A few times a year, my sister and I had the job of picking rock out of the yard, so that the mower blades wouldn’t hit the rock and throw it in every direction, or dull the blade. This job, I hated. That Missouri rock, I hated. My back ached, and my legs hurt. We filled wheelbarrows with the rocks and dumped them in a growing pile back in a wooded area. It was an exercise in futility, though, because after a few deep soaking rains, another crop would emerge, ripe for picking.
Sometimes, I would find a rock that appeared small, but when I tugged at it, I would discover that the part under my fingers was just the crest of much larger stone embedded in the ground. It was a challenge to remove those rocks, but it was one part of the job that I liked. Sometimes it would take all of a season, and patience, to remove one of them. And then, finally, enough soil would wash away, or the rocks around it would shift, and–if I used some leverage–the rock would give up and come out of the ground. In its place, over time, the soil would wash back in, soft and porous. I still might twist my ankle in the hole left behind, if I wasn’t careful, but I wouldn’t trip over that rock again, or have to exert another ounce of effort to remove it.

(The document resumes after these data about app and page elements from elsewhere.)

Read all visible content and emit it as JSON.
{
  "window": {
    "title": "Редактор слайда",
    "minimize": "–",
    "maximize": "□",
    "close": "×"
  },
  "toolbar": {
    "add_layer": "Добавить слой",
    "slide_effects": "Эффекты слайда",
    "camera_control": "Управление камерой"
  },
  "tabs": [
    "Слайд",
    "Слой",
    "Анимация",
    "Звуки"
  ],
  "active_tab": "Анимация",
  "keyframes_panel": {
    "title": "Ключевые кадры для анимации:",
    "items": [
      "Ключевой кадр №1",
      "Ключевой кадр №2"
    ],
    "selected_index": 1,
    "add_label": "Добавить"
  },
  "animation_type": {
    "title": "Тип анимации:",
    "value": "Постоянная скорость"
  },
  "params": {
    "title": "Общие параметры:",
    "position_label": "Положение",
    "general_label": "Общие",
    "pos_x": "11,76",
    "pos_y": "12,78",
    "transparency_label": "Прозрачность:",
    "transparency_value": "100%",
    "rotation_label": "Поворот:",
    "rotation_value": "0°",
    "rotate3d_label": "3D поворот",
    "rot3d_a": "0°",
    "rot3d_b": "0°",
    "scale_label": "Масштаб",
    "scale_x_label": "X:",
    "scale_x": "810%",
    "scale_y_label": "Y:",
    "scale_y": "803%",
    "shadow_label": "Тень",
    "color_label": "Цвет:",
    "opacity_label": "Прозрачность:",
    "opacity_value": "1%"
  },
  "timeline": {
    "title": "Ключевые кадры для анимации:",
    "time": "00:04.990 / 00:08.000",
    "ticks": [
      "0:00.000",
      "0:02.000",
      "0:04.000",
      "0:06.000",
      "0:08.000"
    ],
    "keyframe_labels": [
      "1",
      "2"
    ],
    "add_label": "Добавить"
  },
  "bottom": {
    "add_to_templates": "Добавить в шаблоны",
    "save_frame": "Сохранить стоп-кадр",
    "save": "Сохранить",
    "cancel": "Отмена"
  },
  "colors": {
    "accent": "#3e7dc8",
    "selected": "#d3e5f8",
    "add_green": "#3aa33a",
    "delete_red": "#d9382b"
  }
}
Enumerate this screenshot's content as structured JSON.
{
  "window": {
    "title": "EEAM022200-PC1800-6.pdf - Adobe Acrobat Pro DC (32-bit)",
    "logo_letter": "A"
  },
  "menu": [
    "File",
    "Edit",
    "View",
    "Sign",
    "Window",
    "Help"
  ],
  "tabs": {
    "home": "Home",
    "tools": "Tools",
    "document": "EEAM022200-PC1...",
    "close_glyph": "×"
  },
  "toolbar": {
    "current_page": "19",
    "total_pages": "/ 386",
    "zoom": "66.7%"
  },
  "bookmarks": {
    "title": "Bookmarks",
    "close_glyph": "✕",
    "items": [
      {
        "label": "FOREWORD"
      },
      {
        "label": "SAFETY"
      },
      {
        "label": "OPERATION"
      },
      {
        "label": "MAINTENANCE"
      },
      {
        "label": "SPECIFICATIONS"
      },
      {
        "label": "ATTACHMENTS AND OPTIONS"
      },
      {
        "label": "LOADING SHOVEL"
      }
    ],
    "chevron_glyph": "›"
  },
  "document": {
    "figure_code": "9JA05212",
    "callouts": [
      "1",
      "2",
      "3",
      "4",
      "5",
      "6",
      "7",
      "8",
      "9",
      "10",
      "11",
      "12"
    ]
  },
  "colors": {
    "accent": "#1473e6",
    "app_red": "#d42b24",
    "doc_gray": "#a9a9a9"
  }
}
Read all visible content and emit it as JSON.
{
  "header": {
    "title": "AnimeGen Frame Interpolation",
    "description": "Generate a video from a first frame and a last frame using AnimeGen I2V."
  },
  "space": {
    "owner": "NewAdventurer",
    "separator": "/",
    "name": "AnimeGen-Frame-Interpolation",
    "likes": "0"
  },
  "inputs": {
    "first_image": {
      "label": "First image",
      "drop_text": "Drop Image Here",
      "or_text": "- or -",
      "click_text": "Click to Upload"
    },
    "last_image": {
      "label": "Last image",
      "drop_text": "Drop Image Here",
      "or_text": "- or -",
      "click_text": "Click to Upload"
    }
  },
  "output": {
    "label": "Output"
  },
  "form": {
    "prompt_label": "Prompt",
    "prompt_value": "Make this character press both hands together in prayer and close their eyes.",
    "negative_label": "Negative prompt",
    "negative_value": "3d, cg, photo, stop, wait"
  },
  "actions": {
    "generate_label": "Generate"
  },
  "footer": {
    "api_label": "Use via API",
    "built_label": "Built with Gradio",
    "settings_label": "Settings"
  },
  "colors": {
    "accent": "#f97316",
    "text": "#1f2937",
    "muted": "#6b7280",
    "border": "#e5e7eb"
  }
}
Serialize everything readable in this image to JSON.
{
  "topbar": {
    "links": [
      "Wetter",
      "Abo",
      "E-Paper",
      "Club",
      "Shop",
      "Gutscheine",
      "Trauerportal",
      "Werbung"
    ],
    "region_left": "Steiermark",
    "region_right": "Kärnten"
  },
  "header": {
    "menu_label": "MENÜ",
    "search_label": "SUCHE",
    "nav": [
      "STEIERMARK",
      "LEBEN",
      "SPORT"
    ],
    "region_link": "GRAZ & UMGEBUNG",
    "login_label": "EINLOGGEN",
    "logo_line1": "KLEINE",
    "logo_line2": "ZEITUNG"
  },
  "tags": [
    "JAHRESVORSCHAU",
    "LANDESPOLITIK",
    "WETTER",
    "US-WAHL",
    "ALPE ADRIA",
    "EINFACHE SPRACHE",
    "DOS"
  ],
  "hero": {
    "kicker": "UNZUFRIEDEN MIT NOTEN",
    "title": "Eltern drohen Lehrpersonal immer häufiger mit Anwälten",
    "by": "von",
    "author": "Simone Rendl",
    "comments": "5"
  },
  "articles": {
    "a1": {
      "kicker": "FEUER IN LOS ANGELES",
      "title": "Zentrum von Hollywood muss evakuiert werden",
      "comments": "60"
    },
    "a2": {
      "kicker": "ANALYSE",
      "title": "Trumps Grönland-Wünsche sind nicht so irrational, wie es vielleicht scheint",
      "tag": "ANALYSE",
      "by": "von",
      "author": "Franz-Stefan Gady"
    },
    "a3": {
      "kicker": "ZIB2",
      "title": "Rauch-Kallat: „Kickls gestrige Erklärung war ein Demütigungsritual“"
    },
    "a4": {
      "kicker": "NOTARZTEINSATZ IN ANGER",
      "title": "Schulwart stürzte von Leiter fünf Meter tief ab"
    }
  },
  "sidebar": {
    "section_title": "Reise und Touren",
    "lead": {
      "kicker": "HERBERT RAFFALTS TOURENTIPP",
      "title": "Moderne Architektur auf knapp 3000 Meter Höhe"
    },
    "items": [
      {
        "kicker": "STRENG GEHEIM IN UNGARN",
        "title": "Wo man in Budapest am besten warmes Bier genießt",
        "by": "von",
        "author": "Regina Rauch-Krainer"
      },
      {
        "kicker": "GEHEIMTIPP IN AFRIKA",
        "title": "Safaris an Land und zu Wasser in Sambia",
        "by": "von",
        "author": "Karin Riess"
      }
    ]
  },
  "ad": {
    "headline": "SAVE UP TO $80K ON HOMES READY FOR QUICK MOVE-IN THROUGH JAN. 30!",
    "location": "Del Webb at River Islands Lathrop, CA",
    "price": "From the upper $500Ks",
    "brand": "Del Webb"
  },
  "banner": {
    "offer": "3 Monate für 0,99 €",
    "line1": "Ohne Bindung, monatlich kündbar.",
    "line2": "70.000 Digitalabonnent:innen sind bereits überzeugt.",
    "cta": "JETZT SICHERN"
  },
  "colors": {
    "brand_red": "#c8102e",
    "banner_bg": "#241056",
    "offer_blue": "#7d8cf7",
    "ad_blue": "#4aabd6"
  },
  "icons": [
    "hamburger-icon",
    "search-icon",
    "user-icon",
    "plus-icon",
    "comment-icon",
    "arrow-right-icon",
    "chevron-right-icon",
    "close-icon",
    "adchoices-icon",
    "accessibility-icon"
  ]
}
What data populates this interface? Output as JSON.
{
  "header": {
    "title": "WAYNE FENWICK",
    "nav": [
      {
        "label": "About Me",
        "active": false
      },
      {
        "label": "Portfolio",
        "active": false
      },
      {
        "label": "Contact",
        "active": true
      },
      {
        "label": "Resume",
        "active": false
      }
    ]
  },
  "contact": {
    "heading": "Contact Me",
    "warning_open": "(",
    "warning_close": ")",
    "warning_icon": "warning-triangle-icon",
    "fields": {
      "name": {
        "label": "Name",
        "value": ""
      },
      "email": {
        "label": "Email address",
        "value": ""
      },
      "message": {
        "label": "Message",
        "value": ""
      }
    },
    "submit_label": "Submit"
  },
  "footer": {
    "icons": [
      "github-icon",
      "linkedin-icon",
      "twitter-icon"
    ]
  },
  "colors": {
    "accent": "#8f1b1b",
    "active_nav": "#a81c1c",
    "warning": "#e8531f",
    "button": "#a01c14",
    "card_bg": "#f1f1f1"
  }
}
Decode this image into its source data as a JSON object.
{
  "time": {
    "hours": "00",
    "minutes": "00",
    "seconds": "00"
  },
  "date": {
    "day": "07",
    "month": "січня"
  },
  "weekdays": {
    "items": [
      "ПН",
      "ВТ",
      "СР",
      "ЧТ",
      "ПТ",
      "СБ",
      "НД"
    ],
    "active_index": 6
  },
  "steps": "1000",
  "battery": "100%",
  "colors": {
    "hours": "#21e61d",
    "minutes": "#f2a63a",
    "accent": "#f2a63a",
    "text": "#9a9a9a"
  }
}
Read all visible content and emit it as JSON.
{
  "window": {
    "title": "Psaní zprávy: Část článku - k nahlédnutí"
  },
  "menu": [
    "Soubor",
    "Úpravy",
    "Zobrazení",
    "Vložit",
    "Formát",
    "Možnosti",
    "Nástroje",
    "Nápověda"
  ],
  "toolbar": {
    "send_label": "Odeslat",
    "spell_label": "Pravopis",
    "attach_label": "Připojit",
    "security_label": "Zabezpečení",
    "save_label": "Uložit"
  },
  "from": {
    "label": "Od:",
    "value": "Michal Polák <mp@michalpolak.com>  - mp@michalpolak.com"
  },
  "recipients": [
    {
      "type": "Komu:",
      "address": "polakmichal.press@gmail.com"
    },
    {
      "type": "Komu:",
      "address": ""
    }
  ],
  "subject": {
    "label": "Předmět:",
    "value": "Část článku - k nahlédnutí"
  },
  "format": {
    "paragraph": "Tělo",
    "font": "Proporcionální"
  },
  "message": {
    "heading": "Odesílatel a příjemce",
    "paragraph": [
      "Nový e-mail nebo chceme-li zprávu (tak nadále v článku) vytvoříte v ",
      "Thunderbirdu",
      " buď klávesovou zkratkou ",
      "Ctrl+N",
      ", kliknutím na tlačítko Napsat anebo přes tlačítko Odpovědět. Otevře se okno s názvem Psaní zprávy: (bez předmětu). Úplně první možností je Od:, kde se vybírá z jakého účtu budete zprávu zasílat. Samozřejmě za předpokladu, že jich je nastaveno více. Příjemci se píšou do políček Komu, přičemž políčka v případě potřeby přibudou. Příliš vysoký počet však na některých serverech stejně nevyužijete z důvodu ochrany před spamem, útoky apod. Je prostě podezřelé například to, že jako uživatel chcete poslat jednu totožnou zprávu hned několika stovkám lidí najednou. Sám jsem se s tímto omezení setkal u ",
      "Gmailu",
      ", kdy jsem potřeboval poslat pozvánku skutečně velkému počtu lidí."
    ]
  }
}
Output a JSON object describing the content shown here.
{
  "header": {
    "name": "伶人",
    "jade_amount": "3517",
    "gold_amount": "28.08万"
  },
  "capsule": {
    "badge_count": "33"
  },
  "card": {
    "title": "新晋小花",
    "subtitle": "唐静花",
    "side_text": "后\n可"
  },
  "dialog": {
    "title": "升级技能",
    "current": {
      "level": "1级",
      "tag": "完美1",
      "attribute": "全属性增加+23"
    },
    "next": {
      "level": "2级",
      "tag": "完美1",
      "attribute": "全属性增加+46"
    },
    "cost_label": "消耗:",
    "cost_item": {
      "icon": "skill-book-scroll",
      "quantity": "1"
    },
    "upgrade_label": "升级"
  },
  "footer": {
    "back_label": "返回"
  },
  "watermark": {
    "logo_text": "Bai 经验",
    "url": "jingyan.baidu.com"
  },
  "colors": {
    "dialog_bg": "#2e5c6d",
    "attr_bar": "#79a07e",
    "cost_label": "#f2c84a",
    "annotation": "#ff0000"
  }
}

It’s a lifelong task, removing the stones in our way. Digging at the ones that are rooted and large, until at last they pull clear. But there’s satisfaction in that effort, maybe more so than in a wheelbarrow full of small rocks. It’s a necessary effort, if the alternative is to stumble over the same ones, season after season, cursing as we fall. How much better to be free of them.
That lesson is clear now, though it only became so in writing it, just now, as though I’ve carried the small pebble of it in my pocket all these years. That bit of truth could only have come from that yard, full of rocks.
Yet within the same patch of yard, the violets grew. For a few weeks every spring, they bloomed and I picked them. When I had collected them all, I carried them inside where I would lay them out on the counter, sort them into bunches and put them into an array of jelly jar glasses. I would deliver these simple bouquets throughout the house, leaving them on dressers and windowsills, end tables and desks. It made me happy, all of it, beginning to end. It was a job I loved. A duty, as I saw it, but with a beautiful reward that lasted for days.
Years, even. If you asked me right now, that’s what I’d say.
Violets and stones, from the same small piece of ground. If there are miracles in nature, that one is among them. The violets blooming in the shade. And the stones, holding them up.